:: PROBLEM ::
Return each line below holding the string "selected".
════
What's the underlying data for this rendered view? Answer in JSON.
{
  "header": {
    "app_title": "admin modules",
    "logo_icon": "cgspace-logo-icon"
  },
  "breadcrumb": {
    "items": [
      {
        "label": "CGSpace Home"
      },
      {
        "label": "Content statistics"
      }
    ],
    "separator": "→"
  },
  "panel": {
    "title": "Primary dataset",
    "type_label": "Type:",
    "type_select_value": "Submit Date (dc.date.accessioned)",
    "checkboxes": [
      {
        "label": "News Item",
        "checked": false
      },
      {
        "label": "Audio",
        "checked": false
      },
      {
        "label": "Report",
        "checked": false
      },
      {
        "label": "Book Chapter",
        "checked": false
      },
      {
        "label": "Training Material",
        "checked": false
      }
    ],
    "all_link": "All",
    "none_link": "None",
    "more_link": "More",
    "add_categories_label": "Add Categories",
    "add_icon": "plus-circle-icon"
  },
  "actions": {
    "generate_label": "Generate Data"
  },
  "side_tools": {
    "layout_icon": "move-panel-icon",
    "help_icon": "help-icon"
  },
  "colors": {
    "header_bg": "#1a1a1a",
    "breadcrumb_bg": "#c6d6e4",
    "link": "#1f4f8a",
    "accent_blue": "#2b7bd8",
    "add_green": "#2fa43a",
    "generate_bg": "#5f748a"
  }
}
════
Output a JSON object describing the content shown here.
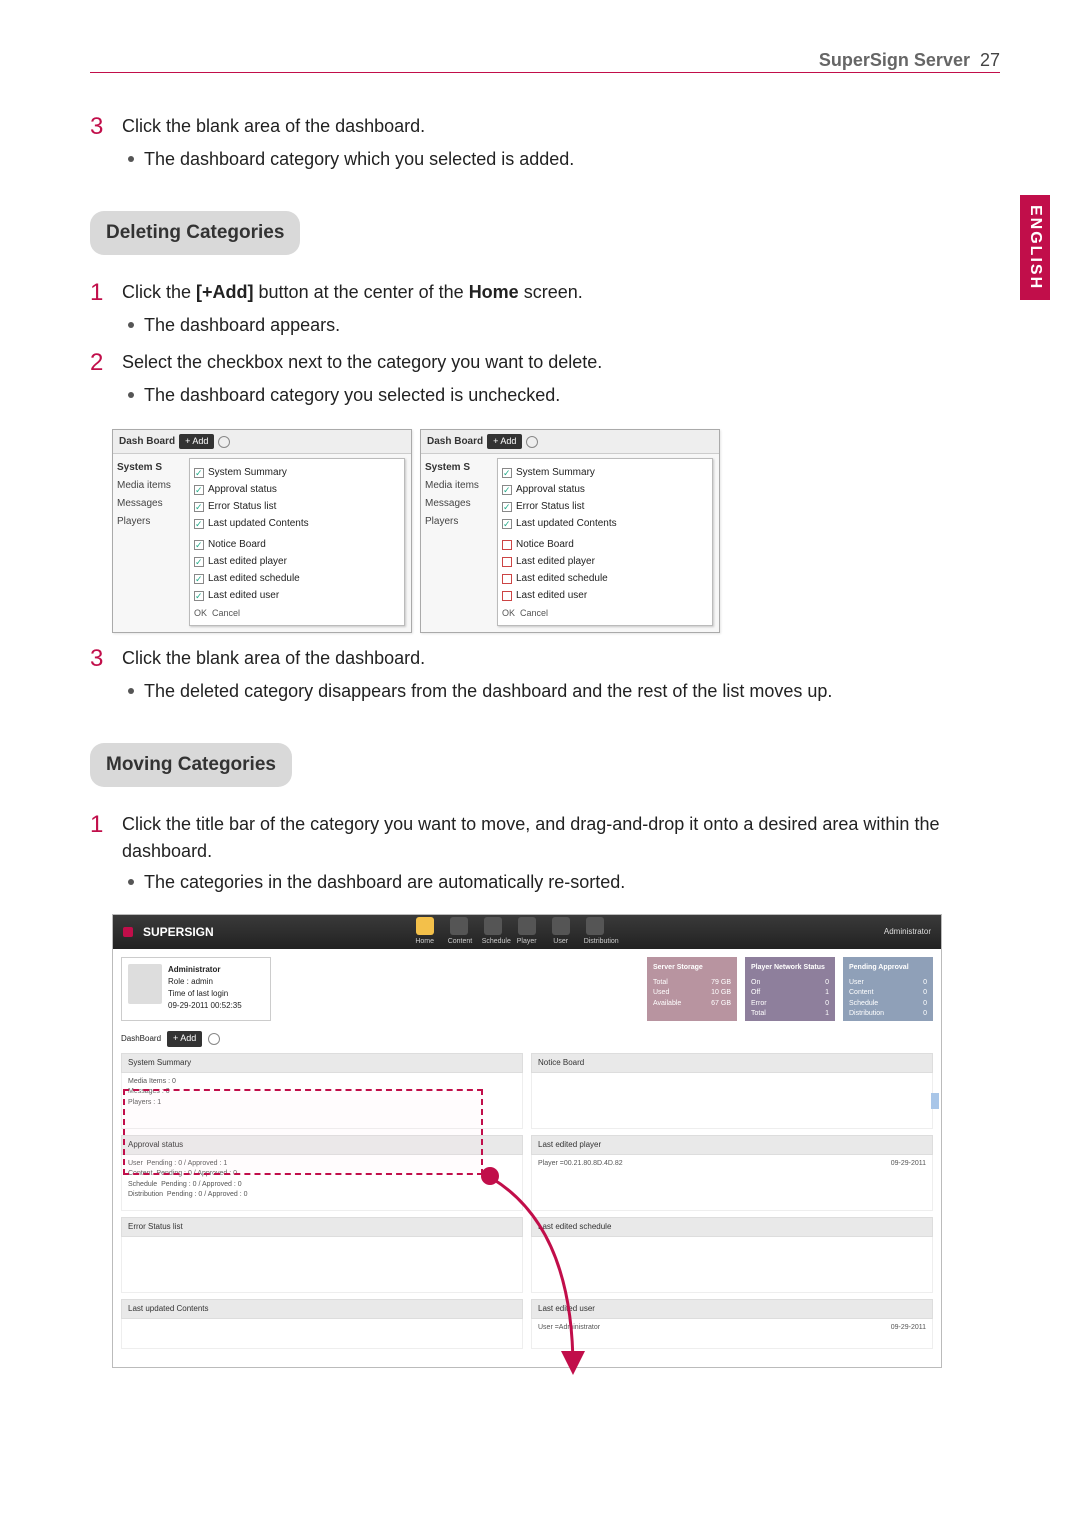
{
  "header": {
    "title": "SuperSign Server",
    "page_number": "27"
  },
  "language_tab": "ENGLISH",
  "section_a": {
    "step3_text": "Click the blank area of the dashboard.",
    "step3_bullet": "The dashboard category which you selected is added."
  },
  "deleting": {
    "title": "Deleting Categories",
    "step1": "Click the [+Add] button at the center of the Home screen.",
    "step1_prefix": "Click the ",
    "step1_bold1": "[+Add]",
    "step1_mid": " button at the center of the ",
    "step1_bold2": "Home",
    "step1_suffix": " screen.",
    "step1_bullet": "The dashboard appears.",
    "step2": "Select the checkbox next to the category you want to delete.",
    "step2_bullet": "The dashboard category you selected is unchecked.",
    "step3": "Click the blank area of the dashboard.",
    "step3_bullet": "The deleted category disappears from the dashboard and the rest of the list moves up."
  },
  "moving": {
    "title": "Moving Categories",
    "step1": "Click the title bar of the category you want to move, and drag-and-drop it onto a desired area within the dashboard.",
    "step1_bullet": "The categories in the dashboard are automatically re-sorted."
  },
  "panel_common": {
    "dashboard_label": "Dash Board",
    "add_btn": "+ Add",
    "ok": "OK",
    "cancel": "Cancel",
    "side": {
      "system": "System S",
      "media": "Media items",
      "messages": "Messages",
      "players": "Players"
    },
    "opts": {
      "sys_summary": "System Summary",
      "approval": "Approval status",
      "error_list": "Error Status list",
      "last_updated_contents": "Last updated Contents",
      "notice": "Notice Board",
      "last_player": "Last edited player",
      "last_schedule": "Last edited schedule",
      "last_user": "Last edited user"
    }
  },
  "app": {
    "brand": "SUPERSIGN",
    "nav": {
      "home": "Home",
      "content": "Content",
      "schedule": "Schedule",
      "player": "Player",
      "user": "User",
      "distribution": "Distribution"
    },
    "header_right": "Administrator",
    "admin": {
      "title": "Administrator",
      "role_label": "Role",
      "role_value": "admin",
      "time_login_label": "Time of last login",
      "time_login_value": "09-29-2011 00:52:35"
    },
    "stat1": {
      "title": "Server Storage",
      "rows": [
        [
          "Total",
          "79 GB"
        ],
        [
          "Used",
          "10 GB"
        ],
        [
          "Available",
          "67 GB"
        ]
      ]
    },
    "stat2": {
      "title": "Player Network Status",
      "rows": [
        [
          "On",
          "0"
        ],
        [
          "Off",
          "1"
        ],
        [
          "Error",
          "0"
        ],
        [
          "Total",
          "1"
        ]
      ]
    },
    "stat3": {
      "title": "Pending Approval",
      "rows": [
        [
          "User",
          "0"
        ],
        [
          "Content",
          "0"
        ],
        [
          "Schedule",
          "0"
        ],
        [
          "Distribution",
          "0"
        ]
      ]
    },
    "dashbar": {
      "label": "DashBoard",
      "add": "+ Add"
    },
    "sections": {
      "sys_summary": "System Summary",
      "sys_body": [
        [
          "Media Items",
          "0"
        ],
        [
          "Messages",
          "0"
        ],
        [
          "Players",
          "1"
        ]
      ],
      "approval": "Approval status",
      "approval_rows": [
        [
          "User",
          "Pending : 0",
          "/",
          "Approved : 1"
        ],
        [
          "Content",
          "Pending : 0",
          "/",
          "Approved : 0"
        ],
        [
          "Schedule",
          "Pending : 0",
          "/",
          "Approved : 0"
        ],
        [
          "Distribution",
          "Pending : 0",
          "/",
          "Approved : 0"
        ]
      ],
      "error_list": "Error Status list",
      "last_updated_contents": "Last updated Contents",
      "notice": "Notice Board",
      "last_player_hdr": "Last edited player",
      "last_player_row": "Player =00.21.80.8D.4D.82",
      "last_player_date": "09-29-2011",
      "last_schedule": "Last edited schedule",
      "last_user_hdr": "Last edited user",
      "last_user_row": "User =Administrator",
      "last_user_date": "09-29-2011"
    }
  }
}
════
:: COMPLETED EXERCISE ::
    "step3_bullet": "The dashboard category which you selected is added."
    "step2_bullet": "The dashboard category you selected is unchecked.",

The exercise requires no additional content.